─── Data to process ───
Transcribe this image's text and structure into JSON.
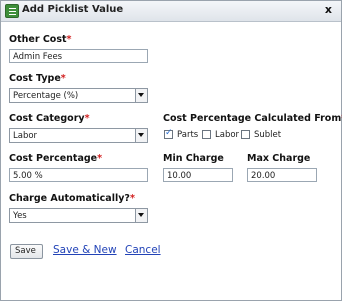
{
  "dialog": {
    "title": "Add Picklist Value",
    "close_label": "x"
  },
  "form": {
    "other_cost": {
      "label": "Other Cost",
      "required": "*",
      "value": "Admin Fees"
    },
    "cost_type": {
      "label": "Cost Type",
      "required": "*",
      "value": "Percentage (%)"
    },
    "cost_category": {
      "label": "Cost Category",
      "required": "*",
      "value": "Labor"
    },
    "calc_from": {
      "label": "Cost Percentage Calculated From",
      "required": "*",
      "options": [
        {
          "label": "Parts",
          "checked": true
        },
        {
          "label": "Labor",
          "checked": false
        },
        {
          "label": "Sublet",
          "checked": false
        }
      ]
    },
    "cost_percentage": {
      "label": "Cost Percentage",
      "required": "*",
      "value": "5.00 %"
    },
    "min_charge": {
      "label": "Min Charge",
      "value": "10.00"
    },
    "max_charge": {
      "label": "Max Charge",
      "value": "20.00"
    },
    "charge_auto": {
      "label": "Charge Automatically?",
      "required": "*",
      "value": "Yes"
    }
  },
  "actions": {
    "save": "Save",
    "save_new": "Save & New",
    "cancel": "Cancel"
  }
}
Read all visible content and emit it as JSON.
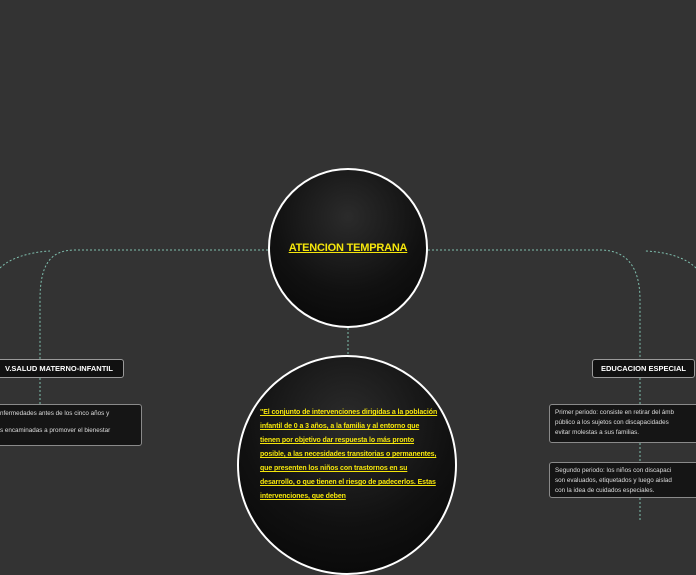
{
  "central_topic": {
    "title": "ATENCION TEMPRANA"
  },
  "main_topic": {
    "text": "\"El conjunto de intervenciones dirigidas a la población infantil de 0 a 3 años, a la familia y al entorno que tienen por objetivo dar respuesta lo más pronto posible, a las necesidades transitorias o permanentes, que presenten los niños con trastornos en su desarrollo, o que tienen el riesgo de padecerlos. Estas intervenciones, que deben"
  },
  "branches": {
    "left": {
      "label": "V.SALUD MATERNO-INFANTIL",
      "note_lines": [
        "nfermedades antes de los cinco años y",
        "s encaminadas a promover el bienestar"
      ]
    },
    "right": {
      "label": "EDUCACION ESPECIAL",
      "notes": [
        {
          "lines": [
            "Primer periodo: consiste en retirar del ámb",
            "público a los sujetos con discapacidades",
            "evitar molestas a sus familias."
          ]
        },
        {
          "lines": [
            "Segundo periodo: los niños con discapaci",
            "son evaluados, etiquetados y luego aislad",
            "con la idea de cuidados especiales."
          ]
        }
      ]
    }
  },
  "colors": {
    "background": "#333333",
    "topic_text": "#f5e60b",
    "connector": "#7fbfae",
    "border": "#ffffff"
  }
}
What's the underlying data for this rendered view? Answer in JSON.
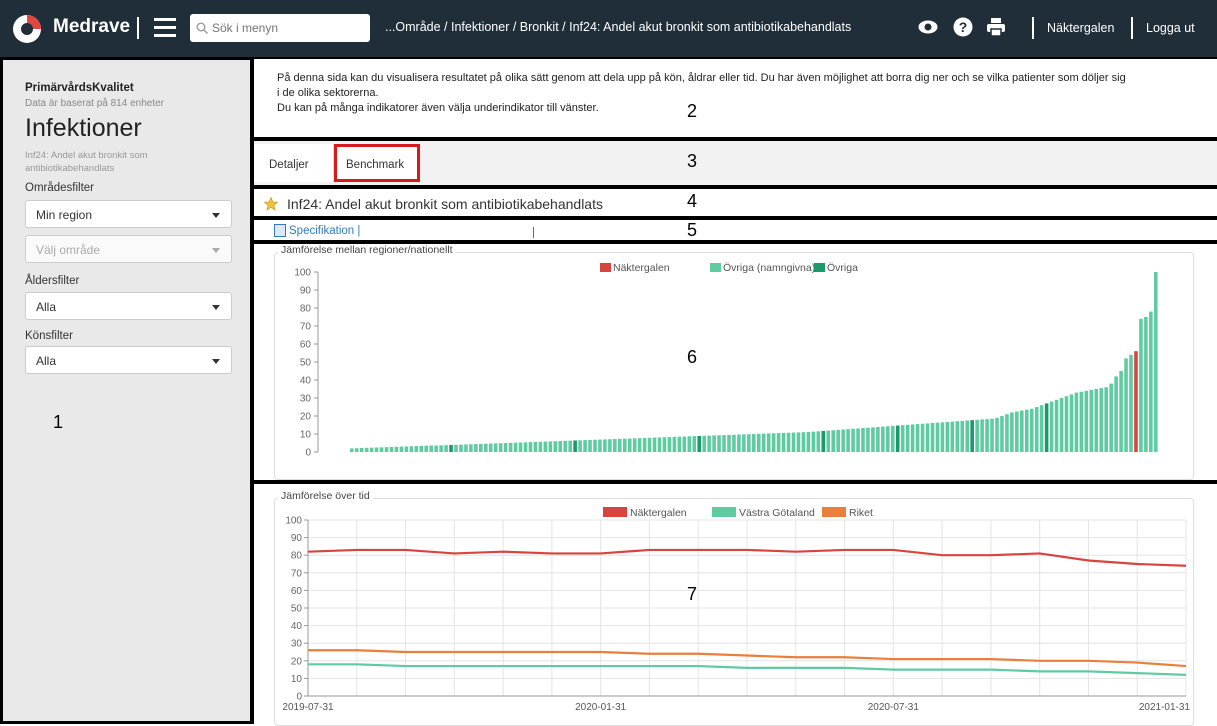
{
  "app": {
    "brand": "Medrave",
    "menu_search_placeholder": "Sök i menyn",
    "breadcrumb": "...Område / Infektioner / Bronkit / Inf24: Andel akut bronkit som antibiotikabehandlats",
    "user": "Näktergalen",
    "logout": "Logga ut"
  },
  "sidebar": {
    "org": "PrimärvårdsKvalitet",
    "basis": "Data är baserat på 814 enheter",
    "title": "Infektioner",
    "indicator": "Inf24: Andel akut bronkit som antibiotikabehandlats",
    "area_filter_label": "Områdesfilter",
    "region_value": "Min region",
    "area_placeholder": "Välj område",
    "age_filter_label": "Åldersfilter",
    "age_value": "Alla",
    "gender_filter_label": "Könsfilter",
    "gender_value": "Alla"
  },
  "info": {
    "line1": "På denna sida kan du visualisera resultatet på olika sätt genom att dela upp på kön, åldrar eller tid. Du har även möjlighet att borra dig ner och se vilka patienter som döljer sig",
    "line2": "i de olika sektorerna.",
    "line3": "Du kan på många indikatorer även välja underindikator till vänster."
  },
  "tabs": [
    "Detaljer",
    "Benchmark"
  ],
  "heading": "Inf24: Andel akut bronkit som antibiotikabehandlats",
  "spec_label": "Specifikation |",
  "annotations": [
    "1",
    "2",
    "3",
    "4",
    "5",
    "6",
    "7"
  ],
  "colors": {
    "nav": "#202e39",
    "own": "#d9443f",
    "named": "#5ecba1",
    "other": "#1a9a6b",
    "region": "#5ecba1",
    "national": "#ea7f3b",
    "highlight": "#d71920"
  },
  "chart_data": [
    {
      "type": "bar",
      "title": "Jämförelse mellan regioner/nationellt",
      "ylim": [
        0,
        100
      ],
      "yticks": [
        0,
        10,
        20,
        30,
        40,
        50,
        60,
        70,
        80,
        90,
        100
      ],
      "legend": [
        "Näktergalen",
        "Övriga (namngivna)",
        "Övriga"
      ],
      "series_by_bar": "sorted ascending, 162 units",
      "values": [
        2.0,
        2.1,
        2.2,
        2.3,
        2.4,
        2.5,
        2.6,
        2.7,
        2.8,
        2.9,
        3.0,
        3.1,
        3.2,
        3.3,
        3.4,
        3.5,
        3.6,
        3.6,
        3.7,
        3.8,
        3.9,
        4.0,
        4.1,
        4.2,
        4.3,
        4.4,
        4.5,
        4.6,
        4.7,
        4.8,
        4.9,
        5.0,
        5.1,
        5.2,
        5.3,
        5.4,
        5.5,
        5.6,
        5.7,
        5.8,
        5.9,
        6.0,
        6.1,
        6.2,
        6.3,
        6.4,
        6.5,
        6.6,
        6.7,
        6.8,
        6.9,
        7.0,
        7.1,
        7.2,
        7.3,
        7.4,
        7.5,
        7.6,
        7.7,
        7.8,
        7.9,
        8.0,
        8.1,
        8.2,
        8.3,
        8.4,
        8.5,
        8.6,
        8.7,
        8.8,
        8.9,
        9.0,
        9.1,
        9.2,
        9.3,
        9.4,
        9.5,
        9.6,
        9.7,
        9.8,
        9.9,
        10.0,
        10.1,
        10.2,
        10.3,
        10.4,
        10.5,
        10.6,
        10.7,
        10.8,
        10.9,
        11.0,
        11.1,
        11.3,
        11.5,
        11.7,
        11.9,
        12.1,
        12.3,
        12.5,
        12.7,
        12.9,
        13.1,
        13.3,
        13.5,
        13.7,
        13.9,
        14.1,
        14.3,
        14.5,
        14.7,
        14.9,
        15.1,
        15.3,
        15.5,
        15.7,
        15.9,
        16.1,
        16.3,
        16.5,
        16.7,
        16.9,
        17.1,
        17.3,
        17.5,
        17.7,
        17.9,
        18.1,
        18.3,
        18.5,
        19.0,
        20.0,
        21.0,
        22.0,
        22.5,
        23.0,
        23.5,
        24.0,
        25.0,
        26.0,
        27.0,
        28.0,
        29.0,
        30.0,
        31.0,
        32.0,
        33.0,
        33.5,
        34.0,
        34.5,
        35.0,
        35.5,
        36.0,
        38.0,
        42.0,
        45.0,
        52.0,
        54.0,
        56.0,
        74.0,
        75.0,
        78.0,
        100.0
      ],
      "highlight_index": 158,
      "dark_indices": [
        20,
        45,
        70,
        95,
        110,
        125,
        140
      ]
    },
    {
      "type": "line",
      "title": "Jämförelse över tid",
      "ylim": [
        0,
        100
      ],
      "yticks": [
        0,
        10,
        20,
        30,
        40,
        50,
        60,
        70,
        80,
        90,
        100
      ],
      "xtick_labels": [
        "2019-07-31",
        "2020-01-31",
        "2020-07-31",
        "2021-01-31"
      ],
      "series": [
        {
          "name": "Näktergalen",
          "values": [
            82,
            83,
            83,
            81,
            82,
            81,
            81,
            83,
            83,
            83,
            82,
            83,
            83,
            80,
            80,
            81,
            77,
            75,
            74
          ]
        },
        {
          "name": "Västra Götaland",
          "values": [
            18,
            18,
            17,
            17,
            17,
            17,
            17,
            17,
            17,
            16,
            16,
            16,
            15,
            15,
            15,
            14,
            14,
            13,
            12
          ]
        },
        {
          "name": "Riket",
          "values": [
            26,
            26,
            25,
            25,
            25,
            25,
            25,
            24,
            24,
            23,
            22,
            22,
            21,
            21,
            21,
            20,
            20,
            19,
            17
          ]
        }
      ]
    }
  ]
}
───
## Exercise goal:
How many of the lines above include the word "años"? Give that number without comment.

## Your response:
2